## [Work request]
Return each entry exactly, so that nothing in the data differs from the original.

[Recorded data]
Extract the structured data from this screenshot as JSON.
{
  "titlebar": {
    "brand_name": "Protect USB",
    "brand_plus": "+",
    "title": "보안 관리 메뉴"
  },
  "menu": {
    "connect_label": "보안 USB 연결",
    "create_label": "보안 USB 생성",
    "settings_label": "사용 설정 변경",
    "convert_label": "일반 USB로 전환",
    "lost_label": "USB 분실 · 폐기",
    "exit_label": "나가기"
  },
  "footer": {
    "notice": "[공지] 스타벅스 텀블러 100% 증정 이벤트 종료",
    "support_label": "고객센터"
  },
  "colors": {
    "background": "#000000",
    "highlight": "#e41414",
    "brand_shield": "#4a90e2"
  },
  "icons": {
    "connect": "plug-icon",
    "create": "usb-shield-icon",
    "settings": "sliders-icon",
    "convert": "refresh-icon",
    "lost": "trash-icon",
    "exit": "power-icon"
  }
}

## [Response below]
Extract the structured data from this screenshot as JSON.
{
  "titlebar": {
    "brand_name": "Protect USB",
    "brand_plus": "+",
    "title": "보안 관리 메뉴"
  },
  "menu": {
    "connect_label": "보안 USB 연결",
    "create_label": "보안 USB 생성",
    "settings_label": "사용 설정 변경",
    "convert_label": "일반 USB로 전환",
    "lost_label": "USB 분실 · 폐기",
    "exit_label": "나가기"
  },
  "footer": {
    "notice": "[공지] 스타벅스 텀블러 100% 증정 이벤트 종료",
    "support_label": "고객센터"
  },
  "colors": {
    "background": "#000000",
    "highlight": "#e41414",
    "brand_shield": "#4a90e2"
  },
  "icons": {
    "connect": "plug-icon",
    "create": "usb-shield-icon",
    "settings": "sliders-icon",
    "convert": "refresh-icon",
    "lost": "trash-icon",
    "exit": "power-icon"
  }
}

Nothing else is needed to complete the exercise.